Hey Tea launched this collaboration with Jingdezhen China Ceramics Museum. The partnership capitalised on the “Speechless Buddha” memes based on ceramic sculptures from the museum. The statues depict the 18 Arhats or Luohans in Chinese, mostly disciples of Buddha, from Buddhism. However, the Shenzhen Municipal Bureau of Ethnic and Religious Affairs held a “regulatory talk” with Hey Tea after suspecting the depiction of religious figures might violate the Religious Affairs Regulations. Although it is contested whether Hey Tea and the museum were governed by the regulation, Hey Tea cooperated and pulled the products.

Certainly, it is hard to foresee this kind of trouble before releasing a co-branded item. However, Hey Tea’s misfortune has provided others with a valuable lesson, especially in their cooperative way of dealing with the controversy.

Hey Tea’s misfortune has provided others with a valuable lesson, especially in their cooperative way of dealing with the controversy

Picking up from the point about merch and gifts, it is indeed where a lot of both creativity and being fun/useful comes from. Given that most memorable and bought collaborations are from tea and coffee brands, innovating on the taste has its limitations and unconventional tastes are not always welcome (the strawberry liqueur latte from Luckin seems to have run into that problem).

The design of merchandise and complementary gifts is where most collaborations can differentiate themselves. Cups, sleeves, paper bags, magnets and stickers have become collectables and unused items are sold online, sometimes at very high prices. Consumers also form group chats to exchange information on collaboration bags and merch, with some even using them as materials for DIY projects.

Another point worth mentioning is that the Nayuki x Fantasy co-branding actually builds on two collaboration trends of 2023; one being nostalgia, as exemplified by the success of the Tom & Jerry collabs and the other being musical artist collaborations, which the Nayuki one technically is not.
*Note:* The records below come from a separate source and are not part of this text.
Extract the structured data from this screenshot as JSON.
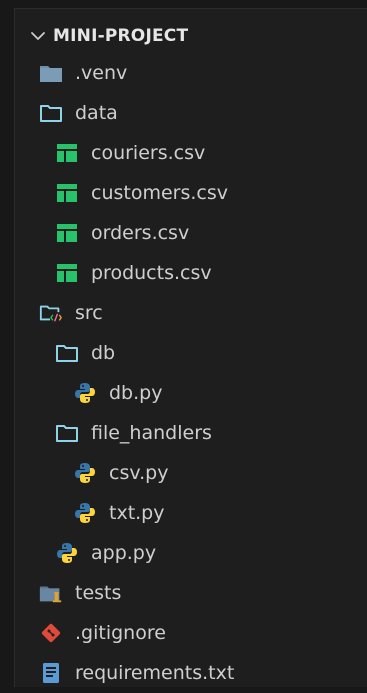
{
  "explorer": {
    "title": "MINI-PROJECT",
    "items": [
      {
        "label": ".venv"
      },
      {
        "label": "data"
      },
      {
        "label": "couriers.csv"
      },
      {
        "label": "customers.csv"
      },
      {
        "label": "orders.csv"
      },
      {
        "label": "products.csv"
      },
      {
        "label": "src"
      },
      {
        "label": "db"
      },
      {
        "label": "db.py"
      },
      {
        "label": "file_handlers"
      },
      {
        "label": "csv.py"
      },
      {
        "label": "txt.py"
      },
      {
        "label": "app.py"
      },
      {
        "label": "tests"
      },
      {
        "label": ".gitignore"
      },
      {
        "label": "requirements.txt"
      }
    ]
  },
  "colors": {
    "folder_outline": "#8fd3e8",
    "venv_folder": "#6f8fa8",
    "csv_green": "#27c26a",
    "python_blue": "#3776ab",
    "python_yellow": "#ffd43b",
    "git_red": "#e04a3a",
    "text_file_blue": "#5b9bd5",
    "tests_folder": "#5b7590",
    "tests_badge": "#e0a431"
  }
}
Examples include singer Jackson Wang’s partnership with tea brand Chagee, folk rock band Wutiaoren with More Yogurt and pop star Roy Wang with Mixue Bingcheng.

Collaborating with tea or coffee chains can help brands tap into the young, urban, professional and predominately female audience

Consumer enthusiasm remains largely unchanged according to the survey, even with this many collaborations in 2023. However, these campaigns remain an important marketing technique. The key to successful co-branding campaigns lies in memorability and sales, which the research shows are two different things. Partner selection and the products, including merch and gifts are the two most important things for brands to consider when looking into collaborations. Also, partnering with tea and coffee brands seems to be a winning formula for IPs and brands. Collaborating with tea or coffee chains can help brands tap into the young, urban, professional and predominately female audience that responded to the DT survey. While tea and coffee brands can benefit from luxury, designer or artist co-brandings to elevate the brand status and narrative.